The NFL's chief medical officer says more than a third of concussion evaluations so far this season are a result of players indicating they have symptoms, a much higher percentage than last season.
Allen Sills said in a conference call with reporters Tuesday that "about 37 percent" of the 379 concussion evaluations during the preseason and regular season have been "initiated by a self-report." Sills said it was about 20 to 22 percent a year ago.
He called that increase "a positive development."
Sills also said the rules for checking for a concussion were followed properly for Indianapolis Colts quarterback Jacoby Brissett on Sunday, when he was allowed to return to a game after a hit to the head. After the game, it was determined he did have concussion symptoms.
Sills says it is impossible to "capture 100 percent of concussions."
NFL spokesman Joe Lockhart said on the call that the league and the players' union are still reviewing whether the Seattle Seahawks properly followed concussion protocols with quarterback Russell Wilson on Thursday night.
Sills also said data from the last five years shows that the injury rate per game "is actually lower" for Thursdays than games played on other days of the week.
Some NFL players think the league should get rid of short work weeks because they are detrimental to their health and safety.

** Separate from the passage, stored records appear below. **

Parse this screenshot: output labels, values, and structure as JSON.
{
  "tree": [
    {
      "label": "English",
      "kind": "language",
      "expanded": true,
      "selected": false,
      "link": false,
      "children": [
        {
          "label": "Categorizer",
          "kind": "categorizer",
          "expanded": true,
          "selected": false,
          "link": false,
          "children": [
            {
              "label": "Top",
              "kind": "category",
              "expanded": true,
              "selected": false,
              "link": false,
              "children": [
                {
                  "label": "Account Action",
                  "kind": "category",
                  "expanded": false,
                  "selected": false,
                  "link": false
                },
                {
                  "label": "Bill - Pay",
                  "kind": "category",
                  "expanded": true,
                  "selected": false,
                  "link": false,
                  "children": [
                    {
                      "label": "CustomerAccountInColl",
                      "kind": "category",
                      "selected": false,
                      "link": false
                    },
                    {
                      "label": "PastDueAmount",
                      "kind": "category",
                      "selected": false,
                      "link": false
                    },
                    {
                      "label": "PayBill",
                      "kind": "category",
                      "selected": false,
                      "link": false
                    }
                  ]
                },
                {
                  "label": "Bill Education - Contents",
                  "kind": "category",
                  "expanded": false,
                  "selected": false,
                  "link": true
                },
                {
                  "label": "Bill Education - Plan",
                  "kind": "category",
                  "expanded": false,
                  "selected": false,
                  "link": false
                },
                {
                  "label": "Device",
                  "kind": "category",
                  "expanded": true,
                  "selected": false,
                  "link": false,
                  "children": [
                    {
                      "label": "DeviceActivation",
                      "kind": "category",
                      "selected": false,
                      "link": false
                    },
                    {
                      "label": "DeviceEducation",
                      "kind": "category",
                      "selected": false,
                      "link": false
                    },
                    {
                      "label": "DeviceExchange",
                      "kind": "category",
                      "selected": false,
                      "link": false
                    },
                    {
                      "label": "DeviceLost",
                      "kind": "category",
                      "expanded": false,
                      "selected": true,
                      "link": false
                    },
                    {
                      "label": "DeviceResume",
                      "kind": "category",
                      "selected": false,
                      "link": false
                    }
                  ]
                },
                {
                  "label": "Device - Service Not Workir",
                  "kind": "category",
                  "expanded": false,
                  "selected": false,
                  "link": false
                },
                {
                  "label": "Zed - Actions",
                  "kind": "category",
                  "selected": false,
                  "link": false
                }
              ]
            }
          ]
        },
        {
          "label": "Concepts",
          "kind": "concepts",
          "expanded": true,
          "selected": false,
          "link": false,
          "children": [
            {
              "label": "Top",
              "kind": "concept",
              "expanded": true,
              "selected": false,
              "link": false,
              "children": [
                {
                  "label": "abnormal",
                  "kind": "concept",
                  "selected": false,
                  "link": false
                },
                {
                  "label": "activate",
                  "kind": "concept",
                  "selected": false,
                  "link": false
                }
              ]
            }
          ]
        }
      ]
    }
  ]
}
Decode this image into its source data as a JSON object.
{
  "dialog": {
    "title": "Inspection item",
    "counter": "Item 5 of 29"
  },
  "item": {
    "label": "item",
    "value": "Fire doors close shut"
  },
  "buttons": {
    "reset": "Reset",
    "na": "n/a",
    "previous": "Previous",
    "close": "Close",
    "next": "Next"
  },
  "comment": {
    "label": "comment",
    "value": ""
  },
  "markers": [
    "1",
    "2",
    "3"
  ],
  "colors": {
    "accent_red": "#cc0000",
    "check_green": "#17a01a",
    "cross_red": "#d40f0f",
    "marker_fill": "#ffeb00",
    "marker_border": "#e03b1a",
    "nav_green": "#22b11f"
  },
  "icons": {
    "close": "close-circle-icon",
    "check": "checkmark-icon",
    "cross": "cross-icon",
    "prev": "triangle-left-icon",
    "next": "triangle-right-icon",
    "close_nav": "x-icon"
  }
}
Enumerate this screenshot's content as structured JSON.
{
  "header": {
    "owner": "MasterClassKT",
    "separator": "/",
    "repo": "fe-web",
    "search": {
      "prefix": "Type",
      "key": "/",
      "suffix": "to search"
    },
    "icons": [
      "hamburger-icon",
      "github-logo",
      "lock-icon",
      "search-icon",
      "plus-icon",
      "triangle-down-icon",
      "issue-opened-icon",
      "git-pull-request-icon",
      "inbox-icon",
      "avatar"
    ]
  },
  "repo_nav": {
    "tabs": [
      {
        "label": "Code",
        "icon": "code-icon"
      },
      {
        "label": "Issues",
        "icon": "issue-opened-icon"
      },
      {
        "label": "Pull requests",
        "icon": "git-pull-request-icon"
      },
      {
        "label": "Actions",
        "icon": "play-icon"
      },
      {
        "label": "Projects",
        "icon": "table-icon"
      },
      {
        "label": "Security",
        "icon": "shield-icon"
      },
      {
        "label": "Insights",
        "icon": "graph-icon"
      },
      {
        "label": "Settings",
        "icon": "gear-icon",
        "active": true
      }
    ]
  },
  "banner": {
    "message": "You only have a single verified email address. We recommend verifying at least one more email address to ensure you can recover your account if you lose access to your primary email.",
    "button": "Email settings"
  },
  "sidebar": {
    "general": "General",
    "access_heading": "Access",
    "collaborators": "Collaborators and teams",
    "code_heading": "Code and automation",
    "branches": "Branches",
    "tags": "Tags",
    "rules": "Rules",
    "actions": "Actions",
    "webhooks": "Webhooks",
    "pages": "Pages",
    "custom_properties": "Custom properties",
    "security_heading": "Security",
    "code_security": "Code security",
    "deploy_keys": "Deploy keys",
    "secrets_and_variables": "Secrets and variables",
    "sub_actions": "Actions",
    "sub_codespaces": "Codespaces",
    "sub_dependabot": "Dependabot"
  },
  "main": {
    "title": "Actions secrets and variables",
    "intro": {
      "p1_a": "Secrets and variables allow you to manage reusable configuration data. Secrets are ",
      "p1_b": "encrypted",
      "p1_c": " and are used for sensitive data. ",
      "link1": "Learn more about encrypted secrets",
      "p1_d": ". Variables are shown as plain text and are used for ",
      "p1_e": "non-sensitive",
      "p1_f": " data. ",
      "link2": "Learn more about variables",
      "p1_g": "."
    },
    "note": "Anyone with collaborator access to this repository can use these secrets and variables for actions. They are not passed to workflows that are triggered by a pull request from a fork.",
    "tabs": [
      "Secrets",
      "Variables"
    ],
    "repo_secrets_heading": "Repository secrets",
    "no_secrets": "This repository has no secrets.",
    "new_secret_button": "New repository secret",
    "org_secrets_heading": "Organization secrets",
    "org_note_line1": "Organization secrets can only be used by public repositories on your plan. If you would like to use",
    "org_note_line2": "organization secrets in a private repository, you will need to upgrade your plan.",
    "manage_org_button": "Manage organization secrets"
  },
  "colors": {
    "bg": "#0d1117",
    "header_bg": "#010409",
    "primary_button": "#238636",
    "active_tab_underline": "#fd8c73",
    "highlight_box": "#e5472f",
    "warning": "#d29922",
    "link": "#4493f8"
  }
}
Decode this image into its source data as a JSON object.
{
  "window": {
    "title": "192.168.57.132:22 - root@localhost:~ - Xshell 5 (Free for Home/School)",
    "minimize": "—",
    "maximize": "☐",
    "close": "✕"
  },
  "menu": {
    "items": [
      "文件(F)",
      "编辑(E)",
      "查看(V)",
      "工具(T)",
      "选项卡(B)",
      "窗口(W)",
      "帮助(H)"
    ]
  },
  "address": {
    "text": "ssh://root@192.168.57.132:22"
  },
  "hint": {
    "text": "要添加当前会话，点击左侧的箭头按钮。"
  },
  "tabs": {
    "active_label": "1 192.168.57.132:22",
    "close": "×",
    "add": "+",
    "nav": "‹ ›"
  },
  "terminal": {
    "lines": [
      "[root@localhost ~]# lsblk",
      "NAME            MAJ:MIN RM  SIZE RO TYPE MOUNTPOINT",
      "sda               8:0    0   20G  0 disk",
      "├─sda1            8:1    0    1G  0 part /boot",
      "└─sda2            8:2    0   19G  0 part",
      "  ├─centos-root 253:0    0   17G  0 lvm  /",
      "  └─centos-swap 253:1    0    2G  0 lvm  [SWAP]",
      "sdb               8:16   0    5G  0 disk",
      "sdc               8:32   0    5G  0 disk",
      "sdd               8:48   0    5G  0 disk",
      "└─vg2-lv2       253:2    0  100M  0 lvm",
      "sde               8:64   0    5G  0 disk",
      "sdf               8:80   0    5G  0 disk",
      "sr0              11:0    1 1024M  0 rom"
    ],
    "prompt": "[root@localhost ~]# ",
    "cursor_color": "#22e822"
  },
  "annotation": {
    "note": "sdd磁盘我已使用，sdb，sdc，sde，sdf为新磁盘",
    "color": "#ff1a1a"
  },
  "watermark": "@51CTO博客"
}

For more NFL coverage: http://www.pro32.ap.org and http://www.twitter.com/AP_NFLCopyright 2018 The Associated Press. All rights reserved. This material may not be published, broadcast, rewritten or redistributed.